Office 365 Transition Potholes

Avoid Obstacles on the Road to Success

Patrick Renzi

It’s a question I get asked just about every time I speak to someone regarding Office 365. What questions should I be asking about the transition? What should I look out for? What is going to happen that I am not expecting? Well that’s the thing: not knowing what to expect makes it awfully hard to plan what to do when it happens. But what if you had a Magic 8-Ball? Something that could warn you of what might happen, before it does. Sadly, such a device doesn’t exist. But where there is no magic, there is Connection – armed with the experts to help you find the answers you’re looking for. Let’s start with some things about Office 365 that may not be completely advertised.

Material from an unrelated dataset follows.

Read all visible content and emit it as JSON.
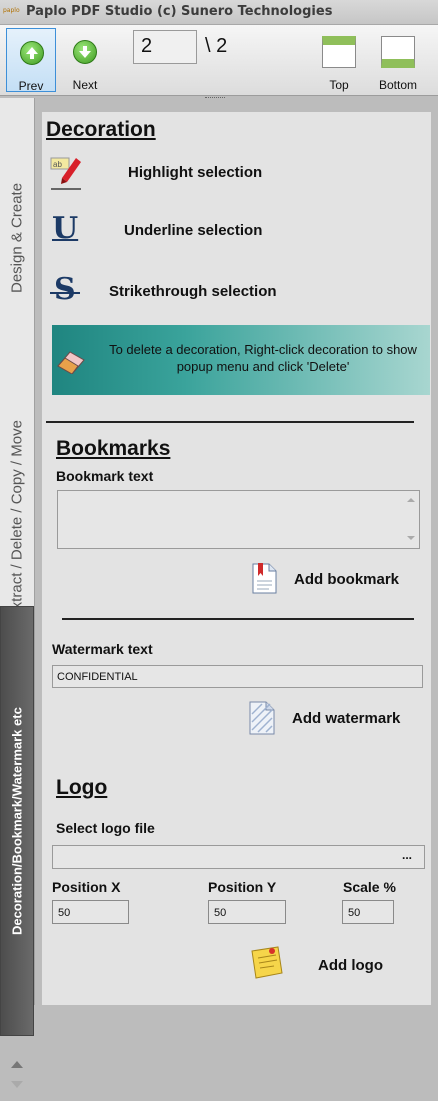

Office 365 Office Apps use a new Microsoft Office package deployment method known as Click-2-Run. Click-2-Run software installs are revolutionary in the way that they are not quite so static. Traditionally, deployed media from Volume Licensing ran as a one-time install. Ever want to load a new Cumulative update, Service Pack, or different edition? This required what was essentially a re-install, with no in-place upgrade. Click-2-Run changes this, offering you the ability to “stream” office effectively and consistently to your users – without any required downtime or updates needed.
Now this probably sounds like a godsend for a busy IT person, and that’s probably because it is. New features and updates are streamed to users without the need to run new installs, without the need to interrupt a user’s day-to-day life. However (as could be assumed considering the title and purpose of this post) there is a catch, a fairly significant one as well. With transitioning into Click-2-Run, Microsoft enabled what I like to call an “error by design”. When deploying any Click-2-Run installs of Office through Office 365 that are of versions 2013 or 2016 (i.e. the two versions available to an Office 365 user), any prior Volume License or perpetual install of an Office Application (Project and Visio are included) will need to be removed from the system. No coexistence is allowed.

Now let’s move onto email, probably the single most popular platform/service hosted through Office 365. One of the main reasons organizations embrace it at the level that they do is because of the redundancy and access afforded them. Cloud email means users can access email on their system regardless of the state of the local domain – and this is absolutely true (!), but once again, there is a catch. Deploying Exchange Online often comes hand in hand with Domain Federation pass-through authentication, enabling what is in all essence Single Sign-On. With a workload as important as email, the last thing you want is a major change to a user’s day-to-day life – something that might have far-reaching consequences (depending on who that user is). That’s why organizations create and enable this Federation Services role. Giving users that Single Sign-On experience that makes their consumption of email that much easier. There is no veiled sarcasm here, this is huge for the majority of the workforce, and so if you knew there was a way to ensure you had it available, wouldn’t you take it? Well, there is obviously, once again, a catch. Enabling Active Directory Federation Services means that for any access to Exchange online through Outlook (even though it is still cloud email) requires an authentication attempt to be sent through your on-premise AD Domain Controller. What this means to you is, you lose access to the local Domain controller and you lose access to your email through Outlook. Now users can still use the Outlook Web App with access to the Internet, but any locally saved .pst files become unusable.

Now I’m not trying to scare you away from Office 365…quite the contrary. I want to quell any uncertainty this new technology may cause. Going to the cloud for tiresome workloads like Exchange shouldn’t be something you have to worry about. It should be celebrated – removing this workload from your system and no longer needing to manage the troublesome storage that comes along with it. But not knowing what to expect can keep you from truly embracing the new technology ahead of us. So for any other questions, please, give an Account Manager a call and ask to speak to a specialist about Office 365, about Azure, or even another cloud provider.